- [What you are asked to do]:
The answer must be an exact copy of every record.

- [App and web page records]:
########################################
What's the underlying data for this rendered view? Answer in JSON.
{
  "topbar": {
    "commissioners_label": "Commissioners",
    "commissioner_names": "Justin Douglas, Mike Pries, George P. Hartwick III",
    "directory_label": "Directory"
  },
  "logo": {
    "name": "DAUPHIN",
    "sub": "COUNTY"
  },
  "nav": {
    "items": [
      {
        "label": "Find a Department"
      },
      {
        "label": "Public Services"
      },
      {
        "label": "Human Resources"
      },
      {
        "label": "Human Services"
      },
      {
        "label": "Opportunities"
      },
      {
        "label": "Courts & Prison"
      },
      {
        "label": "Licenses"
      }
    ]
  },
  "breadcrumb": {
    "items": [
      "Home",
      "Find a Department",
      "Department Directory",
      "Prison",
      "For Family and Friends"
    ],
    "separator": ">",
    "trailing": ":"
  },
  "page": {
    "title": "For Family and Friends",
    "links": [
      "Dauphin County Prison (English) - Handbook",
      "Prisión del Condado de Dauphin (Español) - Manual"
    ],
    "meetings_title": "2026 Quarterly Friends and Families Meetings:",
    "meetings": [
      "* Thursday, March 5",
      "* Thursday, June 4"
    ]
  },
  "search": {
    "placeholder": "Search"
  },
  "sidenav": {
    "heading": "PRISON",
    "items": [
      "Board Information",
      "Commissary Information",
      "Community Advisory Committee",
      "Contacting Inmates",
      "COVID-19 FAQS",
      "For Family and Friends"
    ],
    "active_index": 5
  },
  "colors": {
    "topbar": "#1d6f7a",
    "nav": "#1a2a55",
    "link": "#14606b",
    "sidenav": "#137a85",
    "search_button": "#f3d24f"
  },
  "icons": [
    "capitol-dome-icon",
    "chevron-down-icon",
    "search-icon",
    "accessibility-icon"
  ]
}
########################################
- [The completed task]:
What's the underlying data for this rendered view? Answer in JSON.
{
  "topbar": {
    "commissioners_label": "Commissioners",
    "commissioner_names": "Justin Douglas, Mike Pries, George P. Hartwick III",
    "directory_label": "Directory"
  },
  "logo": {
    "name": "DAUPHIN",
    "sub": "COUNTY"
  },
  "nav": {
    "items": [
      {
        "label": "Find a Department"
      },
      {
        "label": "Public Services"
      },
      {
        "label": "Human Resources"
      },
      {
        "label": "Human Services"
      },
      {
        "label": "Opportunities"
      },
      {
        "label": "Courts & Prison"
      },
      {
        "label": "Licenses"
      }
    ]
  },
  "breadcrumb": {
    "items": [
      "Home",
      "Find a Department",
      "Department Directory",
      "Prison",
      "For Family and Friends"
    ],
    "separator": ">",
    "trailing": ":"
  },
  "page": {
    "title": "For Family and Friends",
    "links": [
      "Dauphin County Prison (English) - Handbook",
      "Prisión del Condado de Dauphin (Español) - Manual"
    ],
    "meetings_title": "2026 Quarterly Friends and Families Meetings:",
    "meetings": [
      "* Thursday, March 5",
      "* Thursday, June 4"
    ]
  },
  "search": {
    "placeholder": "Search"
  },
  "sidenav": {
    "heading": "PRISON",
    "items": [
      "Board Information",
      "Commissary Information",
      "Community Advisory Committee",
      "Contacting Inmates",
      "COVID-19 FAQS",
      "For Family and Friends"
    ],
    "active_index": 5
  },
  "colors": {
    "topbar": "#1d6f7a",
    "nav": "#1a2a55",
    "link": "#14606b",
    "sidenav": "#137a85",
    "search_button": "#f3d24f"
  },
  "icons": [
    "capitol-dome-icon",
    "chevron-down-icon",
    "search-icon",
    "accessibility-icon"
  ]
}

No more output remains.